2012-01: Native SQL procedures


These were introduced years and years ago in DB2 9 – Remember that version?? Anyway the basic idea was to streamline and simplify the DB2 side of things as well as the DBA work ( Creation, control and performance.) The central change was the elimination of a need to initialize a Language Environment where the compiled program will execute.

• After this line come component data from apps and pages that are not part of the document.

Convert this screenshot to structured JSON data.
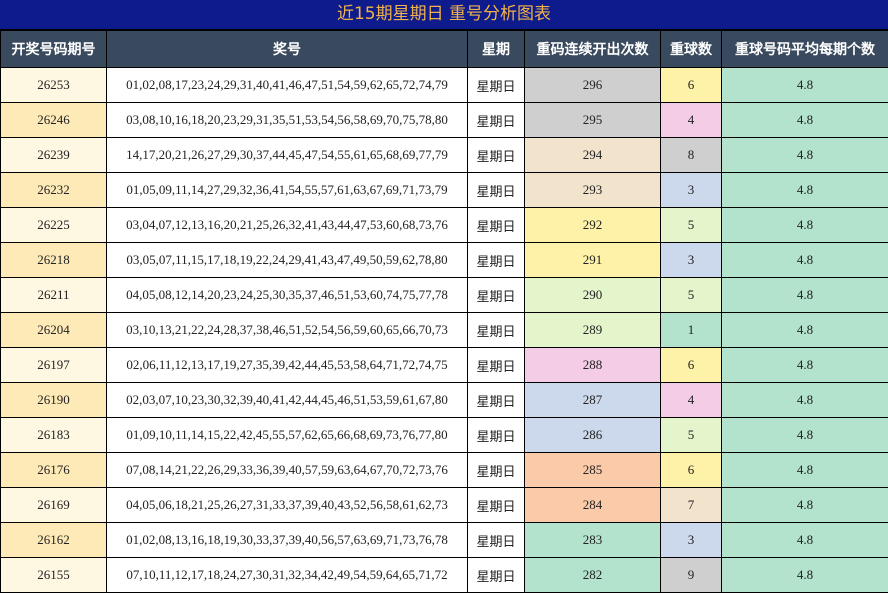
{
  "title": "近15期星期日 重号分析图表",
  "headers": [
    "开奖号码期号",
    "奖号",
    "星期",
    "重码连续开出次数",
    "重球数",
    "重球号码平均每期个数"
  ],
  "colors": {
    "title_bg": "#0d1b8c",
    "title_text": "#f2b24a",
    "header_bg": "#3a4a5e",
    "row_even": "#fef8e2",
    "row_odd": "#feeab6",
    "avg_bg": "#b3e3cd"
  },
  "rows": [
    {
      "period": "26253",
      "numbers": "01,02,08,17,23,24,29,31,40,41,46,47,51,54,59,62,65,72,74,79",
      "weekday": "星期日",
      "repeat_count": "296",
      "repeat_count_color": "#cfcfcf",
      "balls": "6",
      "balls_color": "#fdf2a8",
      "avg": "4.8"
    },
    {
      "period": "26246",
      "numbers": "03,08,10,16,18,20,23,29,31,35,51,53,54,56,58,69,70,75,78,80",
      "weekday": "星期日",
      "repeat_count": "295",
      "repeat_count_color": "#cfcfcf",
      "balls": "4",
      "balls_color": "#f4cce5",
      "avg": "4.8"
    },
    {
      "period": "26239",
      "numbers": "14,17,20,21,26,27,29,30,37,44,45,47,54,55,61,65,68,69,77,79",
      "weekday": "星期日",
      "repeat_count": "294",
      "repeat_count_color": "#f2e3cd",
      "balls": "8",
      "balls_color": "#cfcfcf",
      "avg": "4.8"
    },
    {
      "period": "26232",
      "numbers": "01,05,09,11,14,27,29,32,36,41,54,55,57,61,63,67,69,71,73,79",
      "weekday": "星期日",
      "repeat_count": "293",
      "repeat_count_color": "#f2e3cd",
      "balls": "3",
      "balls_color": "#ccd9ec",
      "avg": "4.8"
    },
    {
      "period": "26225",
      "numbers": "03,04,07,12,13,16,20,21,25,26,32,41,43,44,47,53,60,68,73,76",
      "weekday": "星期日",
      "repeat_count": "292",
      "repeat_count_color": "#fdf2a8",
      "balls": "5",
      "balls_color": "#e4f4cb",
      "avg": "4.8"
    },
    {
      "period": "26218",
      "numbers": "03,05,07,11,15,17,18,19,22,24,29,41,43,47,49,50,59,62,78,80",
      "weekday": "星期日",
      "repeat_count": "291",
      "repeat_count_color": "#fdf2a8",
      "balls": "3",
      "balls_color": "#ccd9ec",
      "avg": "4.8"
    },
    {
      "period": "26211",
      "numbers": "04,05,08,12,14,20,23,24,25,30,35,37,46,51,53,60,74,75,77,78",
      "weekday": "星期日",
      "repeat_count": "290",
      "repeat_count_color": "#e4f4cb",
      "balls": "5",
      "balls_color": "#e4f4cb",
      "avg": "4.8"
    },
    {
      "period": "26204",
      "numbers": "03,10,13,21,22,24,28,37,38,46,51,52,54,56,59,60,65,66,70,73",
      "weekday": "星期日",
      "repeat_count": "289",
      "repeat_count_color": "#e4f4cb",
      "balls": "1",
      "balls_color": "#b3e3cd",
      "avg": "4.8"
    },
    {
      "period": "26197",
      "numbers": "02,06,11,12,13,17,19,27,35,39,42,44,45,53,58,64,71,72,74,75",
      "weekday": "星期日",
      "repeat_count": "288",
      "repeat_count_color": "#f4cce5",
      "balls": "6",
      "balls_color": "#fdf2a8",
      "avg": "4.8"
    },
    {
      "period": "26190",
      "numbers": "02,03,07,10,23,30,32,39,40,41,42,44,45,46,51,53,59,61,67,80",
      "weekday": "星期日",
      "repeat_count": "287",
      "repeat_count_color": "#ccd9ec",
      "balls": "4",
      "balls_color": "#f4cce5",
      "avg": "4.8"
    },
    {
      "period": "26183",
      "numbers": "01,09,10,11,14,15,22,42,45,55,57,62,65,66,68,69,73,76,77,80",
      "weekday": "星期日",
      "repeat_count": "286",
      "repeat_count_color": "#ccd9ec",
      "balls": "5",
      "balls_color": "#e4f4cb",
      "avg": "4.8"
    },
    {
      "period": "26176",
      "numbers": "07,08,14,21,22,26,29,33,36,39,40,57,59,63,64,67,70,72,73,76",
      "weekday": "星期日",
      "repeat_count": "285",
      "repeat_count_color": "#fbcba9",
      "balls": "6",
      "balls_color": "#fdf2a8",
      "avg": "4.8"
    },
    {
      "period": "26169",
      "numbers": "04,05,06,18,21,25,26,27,31,33,37,39,40,43,52,56,58,61,62,73",
      "weekday": "星期日",
      "repeat_count": "284",
      "repeat_count_color": "#fbcba9",
      "balls": "7",
      "balls_color": "#f2e3cd",
      "avg": "4.8"
    },
    {
      "period": "26162",
      "numbers": "01,02,08,13,16,18,19,30,33,37,39,40,56,57,63,69,71,73,76,78",
      "weekday": "星期日",
      "repeat_count": "283",
      "repeat_count_color": "#b3e3cd",
      "balls": "3",
      "balls_color": "#ccd9ec",
      "avg": "4.8"
    },
    {
      "period": "26155",
      "numbers": "07,10,11,12,17,18,24,27,30,31,32,34,42,49,54,59,64,65,71,72",
      "weekday": "星期日",
      "repeat_count": "282",
      "repeat_count_color": "#b3e3cd",
      "balls": "9",
      "balls_color": "#cfcfcf",
      "avg": "4.8"
    }
  ]
}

The creation of this environment and the need to pass all of the SQL calls back-and-forth added a large amount of overhead and hindered the mass acceptance of Stored Procedures (on the mainframe). As an added bonus it also gave us the possible usage of zIIP – Only from DRDA at the moment but any usage is pretty good!
Now this newsletter is *not* going to get into the coding aspects as there are tons of examples and red books out there but more into the technical realization (How do I EXPLAIN the darn things) and the “Replace all , none or some” methodology.


How to create a Native SQL procedure?

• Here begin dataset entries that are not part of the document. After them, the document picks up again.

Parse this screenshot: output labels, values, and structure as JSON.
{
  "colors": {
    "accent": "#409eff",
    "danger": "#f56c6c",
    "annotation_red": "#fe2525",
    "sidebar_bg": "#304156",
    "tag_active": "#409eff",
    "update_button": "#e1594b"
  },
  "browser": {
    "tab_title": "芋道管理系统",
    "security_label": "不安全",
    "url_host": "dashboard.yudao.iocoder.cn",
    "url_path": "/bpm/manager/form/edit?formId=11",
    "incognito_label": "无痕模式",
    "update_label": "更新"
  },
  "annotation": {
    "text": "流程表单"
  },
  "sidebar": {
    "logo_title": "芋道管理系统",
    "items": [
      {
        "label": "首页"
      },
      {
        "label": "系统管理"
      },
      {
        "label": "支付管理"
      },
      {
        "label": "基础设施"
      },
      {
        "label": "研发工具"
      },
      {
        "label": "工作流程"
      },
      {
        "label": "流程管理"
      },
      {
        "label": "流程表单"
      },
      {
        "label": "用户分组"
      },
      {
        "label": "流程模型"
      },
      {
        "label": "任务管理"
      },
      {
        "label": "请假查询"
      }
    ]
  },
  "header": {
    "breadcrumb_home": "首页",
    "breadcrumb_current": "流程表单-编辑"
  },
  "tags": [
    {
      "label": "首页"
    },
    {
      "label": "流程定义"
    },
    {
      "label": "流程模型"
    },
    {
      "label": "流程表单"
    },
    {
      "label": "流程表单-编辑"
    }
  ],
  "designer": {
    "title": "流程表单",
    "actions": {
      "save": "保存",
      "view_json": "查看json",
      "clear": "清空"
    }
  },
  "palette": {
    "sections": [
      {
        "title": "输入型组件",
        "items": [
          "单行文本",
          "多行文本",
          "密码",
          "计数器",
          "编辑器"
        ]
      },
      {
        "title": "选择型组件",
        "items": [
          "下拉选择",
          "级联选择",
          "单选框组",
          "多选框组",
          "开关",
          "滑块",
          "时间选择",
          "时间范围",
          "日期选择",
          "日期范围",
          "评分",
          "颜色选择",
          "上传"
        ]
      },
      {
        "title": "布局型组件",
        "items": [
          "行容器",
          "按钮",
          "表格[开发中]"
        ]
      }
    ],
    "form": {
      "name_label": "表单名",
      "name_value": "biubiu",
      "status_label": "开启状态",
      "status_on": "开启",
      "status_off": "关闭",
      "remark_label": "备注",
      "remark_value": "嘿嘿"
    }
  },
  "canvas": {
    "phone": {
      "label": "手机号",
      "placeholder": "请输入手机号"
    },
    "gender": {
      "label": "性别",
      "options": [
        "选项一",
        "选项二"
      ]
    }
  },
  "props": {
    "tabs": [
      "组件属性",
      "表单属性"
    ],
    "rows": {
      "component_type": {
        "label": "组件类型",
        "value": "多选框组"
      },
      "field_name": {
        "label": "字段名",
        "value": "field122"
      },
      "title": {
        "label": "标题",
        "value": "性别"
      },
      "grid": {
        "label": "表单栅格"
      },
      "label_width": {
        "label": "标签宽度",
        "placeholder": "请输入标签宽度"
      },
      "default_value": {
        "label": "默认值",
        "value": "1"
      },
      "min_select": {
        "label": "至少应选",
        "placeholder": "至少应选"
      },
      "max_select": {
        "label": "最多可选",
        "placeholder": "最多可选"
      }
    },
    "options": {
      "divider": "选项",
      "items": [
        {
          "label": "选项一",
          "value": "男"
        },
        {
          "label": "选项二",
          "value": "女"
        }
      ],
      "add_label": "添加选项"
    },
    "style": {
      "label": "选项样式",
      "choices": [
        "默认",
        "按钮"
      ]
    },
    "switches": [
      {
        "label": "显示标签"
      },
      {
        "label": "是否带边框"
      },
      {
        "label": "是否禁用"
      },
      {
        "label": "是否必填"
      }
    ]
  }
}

To create a Native SQL Procedure you must *not* use the FENCED or EXTERNAL NAME keywords in the PROCEDURE creation body. An extra tip for the SPUFI users amongst us is to switch the SPUFI SQL format default to be SQLPL it makes it a lot easier to build and test (Unless you use DataStudio to do it all for you of course!). In case you are wondering the default panel looks like this

                     CURRENT SPUFI DEFAULTS             SSID: S91A      
1  SQL TERMINATOR .. ===> ;    (SQL Statement Terminator)              
2  ISOLATION LEVEL   ===> CS   (RR=Repeatable Read, CS=Cursor
                                Stability,UR=Uncommitted Read)         
3  MAX SELECT LINES  ===> 9999 (Max lines to be return from SELECT)
4  ALLOW SQL WARNINGS===> YES  (Continue fetching after sqlwarning)
5  CHANGE PLAN NAMES ===> NO   (Change the plan names used by SPUFI)  
6  SQL FORMAT....... ===> SQL  (SQL, SQLCOMNT, or SQLPL)

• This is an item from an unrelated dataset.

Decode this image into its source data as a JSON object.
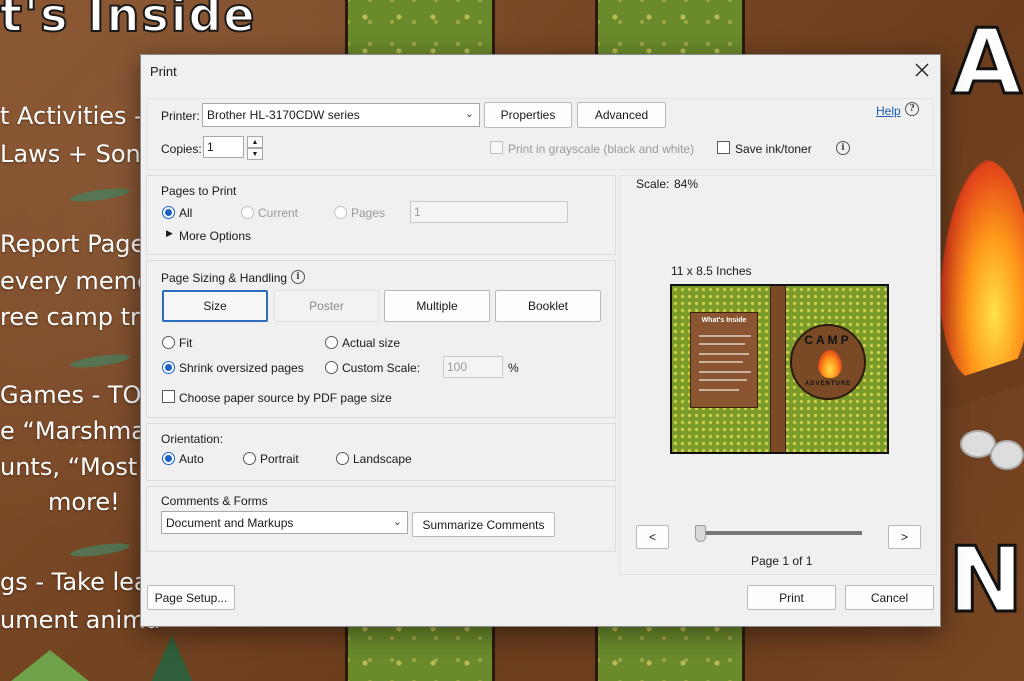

This then “enables” the line number of the SQL to be used as QUERYO automatically thus enabling you to explain and *find* the results!!! A very good idea these days!


The question now is: Have you migrated all your “old” C programs across yet? If not – Why not?

Now we all know the saying “if it aint broke don’t fix it!” however in this case the time and effort involved in choosing the stored procedures that get migrated is well worth it. First you should get yourself some knowledge from the documentation and the web all about building, versioning (a very cool feature of Native SQL procedures by the way!) and DEPLOYing these things (An even cooler feature as the DEPLOY option stops the BIND on production and therefore the access path currently in use in test is simply “copied over” to the remote production system. Of course you must have access to the remote production system from test to do this and that is normally a no no – sadly!).
As always it is better to start out with a couple of “the usual suspects” and once these have been migrated across and monitored *and* the savings calculated – Then you should roll out a general plan for all of the current “heavy hitters”

For further reading I can recommend the red book “DB2 9 Stored Procedures: Through the CALL and Beyond“ sg247604 which was last updated in Feb 2011 so it is still “fresh”!

There are also two compact and concise technical articles. First is a Blog entry from Peggy Zagelow and then a very nice technote. Last, but not least, have alook at this 2 parts article from Linda Claussen.

Feel free to send me your comments and ask questions.

Roy Boxwell
Senior Architect